The Clapper takes the Hollywood trope of the regular person turned star and sets it against the contemporary backdrop of YouTube and Instagram, when anyone can be a celebrity and few actually get paid for it. Eddie just wants anonymity, but the very fact of having appeared in infomercials suddenly makes him fodder for jokes and YouTube compilations, while the producers of the late night show continue to pursue him and everyone connected to him as part of an apparently endless joke. What’s at first humorous becomes increasingly predatory as the producers seek out “The Clapper” in what, in any other circumstances, would be stalking.

The Clapper soon becomes a sharp-edged satire about fame, and the butt of the joke here is not Eddie, but the industry and the audience that exploit people like him for a few cheap laughs. As Eddie’s unwanted celebrity increasingly invades his life, he begins to lose the little contentment he had. There are moments of exceptional satiric clarity, as when Eddie demands payment from the show that keeps using his image, only to be told that if he were to come on the show he would be paid in “exposure.” But Montiel is a better writer and director than to simply let the film rest on such bald statements – he rather uses those moments to clearly express his meaning, and then shifts the focus back to the wonderfully human Eddie, who is far more than just a vehicle for satire.

Helms turns in a wonderfully sweet and genuine performance here, his exasperation with unwanted fame evident in every line of his face and every verbal tick. It’s easy to identify with Eddie and easier to sympathize with him, as he fumbles through asking Judy out on a date or flirts with her through the glass screen of her post at the gas station. Eddie is a nice guy, without pretense and without self-awareness, a truly decent human being exploited by people who neither know nor care about his privacy or his life.

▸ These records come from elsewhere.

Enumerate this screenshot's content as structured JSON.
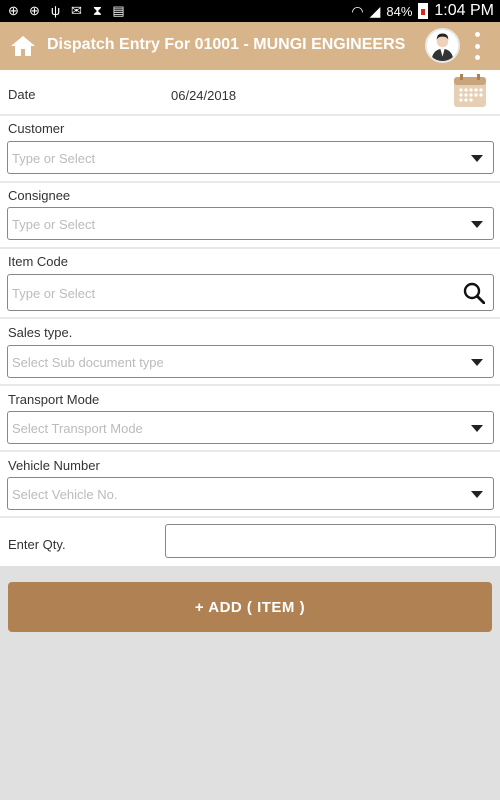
{
  "status_bar": {
    "battery": "84%",
    "time": "1:04 PM"
  },
  "app_bar": {
    "title": "Dispatch Entry For 01001 - MUNGI ENGINEERS"
  },
  "form": {
    "date": {
      "label": "Date",
      "value": "06/24/2018"
    },
    "customer": {
      "label": "Customer",
      "placeholder": "Type or Select"
    },
    "consignee": {
      "label": "Consignee",
      "placeholder": "Type or Select"
    },
    "item_code": {
      "label": "Item Code",
      "placeholder": "Type or Select"
    },
    "sales_type": {
      "label": "Sales type.",
      "placeholder": "Select Sub document type"
    },
    "transport_mode": {
      "label": "Transport Mode",
      "placeholder": "Select Transport Mode"
    },
    "vehicle_number": {
      "label": "Vehicle Number",
      "placeholder": "Select Vehicle No."
    },
    "qty": {
      "label": "Enter Qty.",
      "value": ""
    }
  },
  "actions": {
    "add_item": "+ ADD ( ITEM )"
  },
  "colors": {
    "app_bar": "#d8b48a",
    "button": "#b08152",
    "background": "#e0e0e0"
  }
}
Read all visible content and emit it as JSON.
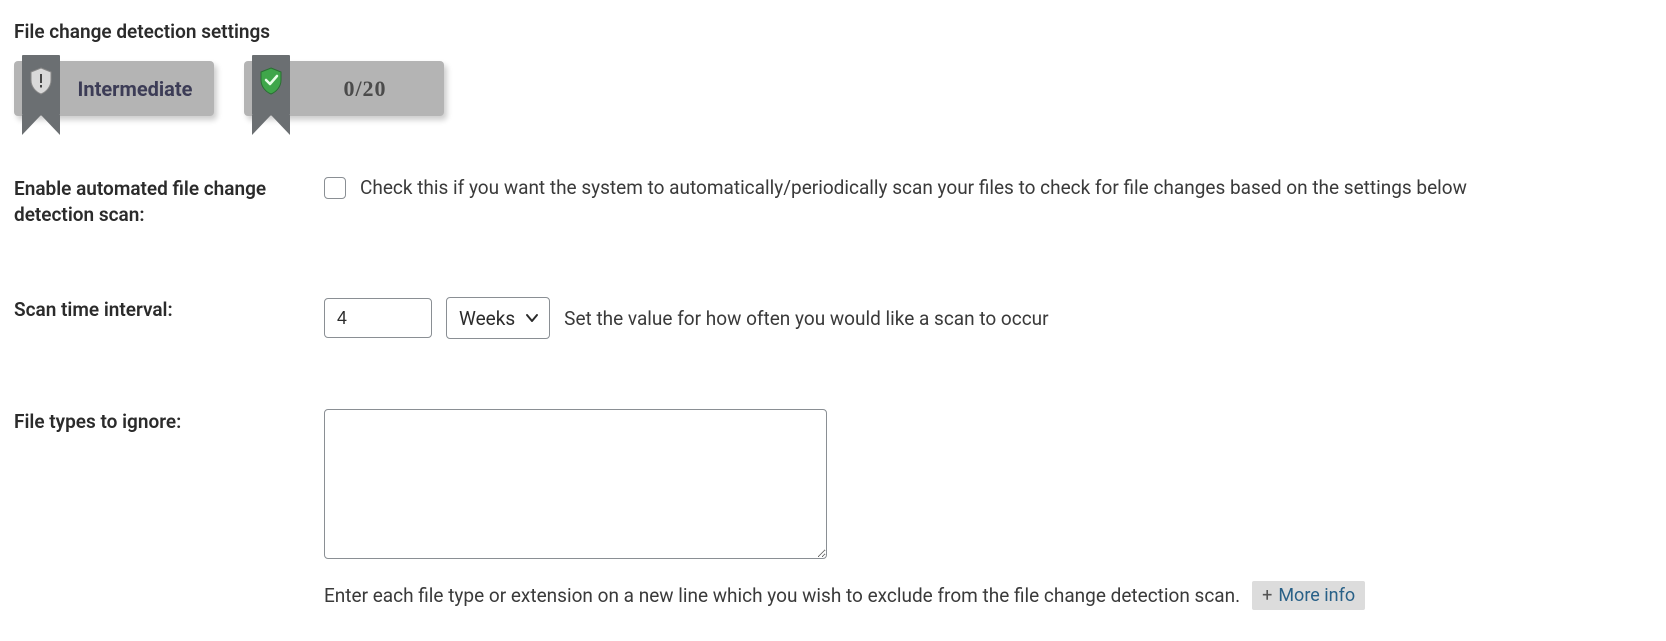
{
  "heading": "File change detection settings",
  "badges": {
    "level": "Intermediate",
    "progress": "0/20"
  },
  "rows": {
    "enable": {
      "label": "Enable automated file change detection scan:",
      "desc": "Check this if you want the system to automatically/periodically scan your files to check for file changes based on the settings below"
    },
    "interval": {
      "label": "Scan time interval:",
      "value": "4",
      "unit": "Weeks",
      "desc": "Set the value for how often you would like a scan to occur"
    },
    "ignore": {
      "label": "File types to ignore:",
      "value": "",
      "note": "Enter each file type or extension on a new line which you wish to exclude from the file change detection scan.",
      "more": "More info"
    }
  }
}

Set opposite Helms are Seyfried and Morgan, both of whom turn in surprising and nuanced performances. Seyfried is rapidly turning into one of our finest young actresses, and Judy’s romance with Eddie is both a little odd and completely heartfelt – a sometimes difficult combination to pull off. Her beauty is subdued here, as is her youth – she truly likes Eddie, likes being around him, and even likes her odd job sitting behind a gas station screen. Like him, she wants a certain degree of anonymity, avoiding the pressure of social media and even television in favor of just watching and interacting with other people. Morgan is likewise remarkably subdued as Eddie’s somewhat dimwitted friend Chris, proving that he can pull off sweetness and likability without falling into caricature.

There’s little to complain about with The Clapper. It’s a well-put-together film, sentimental without becoming maudlin, satiric without falling into parody or, more dangerously, asking the audience to laugh at people we’ve come to care about. The moments of uncomfortable humor serve to underscore the human drama being played out, and never are the main characters the butt of the jokes. The entire film has a tinge of melancholy about it that more once brought a tear to my eye.

As well as a satire on the cruelty of fame and contemporary obsession with sudden celebrity, The Clapper is a sweet love story, and a tale about friendship among strange and decent human beings. Montiel has long been an interesting force in Hollywood, and here he outdoes himself. The film’s bite is worse than its bark, in fact, as it forces its viewers to question those things that we’ve laughed at, the cruelty that has been permitted in the name of entertainment. The Clapper will stick with you long after the credits roll.


The Clapper is a sharp combination of sweet romance and biting satire on the cruelties committed in the name of entertainment.

The Clapper Review

About the author

Lauren Humphries-Brooks